It wouldn’t be shocking to see the organization attempt to lock him up after his tremendous 2020 campaign.
He was arguably the best graded guard in the NFL last season and is well-deserving of an extension.
Although, the Browns might decide to wait until possibly next offseason before giving Teller a massive deal.
Honestly, that could be a smart idea for Cleveland considering their current position.
1. Make Sure He Is The Real Deal
The hope is that Teller carries over his stellar campaign from 2020 into the upcoming season.
However, that is not always the case and sometimes players regress after having breakout campaigns.
Teller came out of nowhere and put together one of the best years we’ve seen from a offensive linemen in years.
— PFF CLE Browns (@PFF_Browns) October 7, 2020
He put a lot of work into his game and body prior to the 2020 season, which obviously helped him.
However, there is always the possibly that he does regress next season.
Other organizations now have more video and analysis on Teller and where his weaknesses are on the field.
Teller wasn’t really much of a factor during his first two years in the NFL, so teams probably didn’t pay attention to him at all.
A year later, teams know his name and are going to make gameplans to exploit his weaknesses.
That’s football, but now Teller must adjust and find a way to continue to succeed at a high level.
The Browns don’t want to pay Teller like an elite offensive linemen and his game regresses into average play.
Cleveland has already invested quite a lot of money in their o-line, so signing Teller is a big decision for them.
league average is $34.8 million per offensive line, which puts the Browns almost $20 million over the midpoint. On the other end of the spectrum is the AFC North rival Steelers, who currently have 16 offensive linemen under contract for less than $17 million total salary in 2021.
— Jeff Risdon (@JeffRisdon) July 5, 2021
The front office needs to make sure Teller is the real deal before giving him a massive long term deal.

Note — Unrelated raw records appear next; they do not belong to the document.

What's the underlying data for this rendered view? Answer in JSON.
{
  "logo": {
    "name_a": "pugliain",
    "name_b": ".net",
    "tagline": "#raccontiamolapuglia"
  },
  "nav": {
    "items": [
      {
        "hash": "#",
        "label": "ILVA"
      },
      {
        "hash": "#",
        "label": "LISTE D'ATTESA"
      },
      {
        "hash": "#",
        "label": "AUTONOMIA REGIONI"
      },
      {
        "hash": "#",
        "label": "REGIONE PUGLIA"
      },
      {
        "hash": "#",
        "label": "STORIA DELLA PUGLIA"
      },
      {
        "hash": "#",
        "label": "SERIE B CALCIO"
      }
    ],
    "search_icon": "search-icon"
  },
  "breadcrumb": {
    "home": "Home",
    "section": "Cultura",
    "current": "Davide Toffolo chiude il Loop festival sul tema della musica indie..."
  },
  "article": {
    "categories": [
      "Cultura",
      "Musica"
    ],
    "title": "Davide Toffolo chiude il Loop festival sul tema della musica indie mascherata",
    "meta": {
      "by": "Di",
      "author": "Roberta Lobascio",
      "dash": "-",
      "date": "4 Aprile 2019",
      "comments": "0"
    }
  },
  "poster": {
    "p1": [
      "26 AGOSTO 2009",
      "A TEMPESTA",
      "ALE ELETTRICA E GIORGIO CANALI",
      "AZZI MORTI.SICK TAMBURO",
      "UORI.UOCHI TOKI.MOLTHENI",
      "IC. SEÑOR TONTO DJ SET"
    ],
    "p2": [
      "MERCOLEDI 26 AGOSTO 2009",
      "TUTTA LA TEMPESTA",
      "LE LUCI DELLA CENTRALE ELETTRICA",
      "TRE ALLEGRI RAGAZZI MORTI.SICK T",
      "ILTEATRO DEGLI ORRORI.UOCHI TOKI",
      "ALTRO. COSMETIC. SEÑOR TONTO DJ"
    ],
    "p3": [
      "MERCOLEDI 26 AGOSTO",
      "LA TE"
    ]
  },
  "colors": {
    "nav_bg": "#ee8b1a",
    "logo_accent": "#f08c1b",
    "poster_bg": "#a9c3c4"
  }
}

This organization cannot afford to overpay average players and kill their current momentum as an organization.
2. Too Many Mouths To Feed
Another issue with signing Teller now is that it would mean other players will likely get paid later.
It wouldn’t be shocking to see Mayfield get a deal in the range of $40 million per year.
Also, Chubb is going to get paid like a superstar running back, so Cleveland needs to get their priorities in check.
The Browns do have plenty of money left over in cap space, but cannot afford to be making poor decisions with it.
Top 10 Cap Space Heading Into Camp Per Over The Cap #NFL #NFLRumors
1. #Jaguars 38.4M
2. #Broncos 28.8M
3. #Jets 28.4M
4. #Browns 20.5M
5. #Chargers 19.8M
6. #Lions 17.8M
7. #49ers 17.7M
8. #Bengals 17.4M
9. #Washington 16.6M
10. #Patriots 14.9M
— NFL Rumors (@nflrums) July 3, 2021
One of two bad deals can really change the outlook of a franchise.
The Browns need to make sure that the franchise players have their deals before locking up a player like Teller.
Yes, Teller was fantastic in 2020, but who knows if that will continue and waiting one year isn’t going to increase his value by too much.
Cleveland should give Teller one more year and see if he’s the real deal or not.
In the meantime, the front office needs to find a way to extend Mayfield, Chubb, and possibly Ward.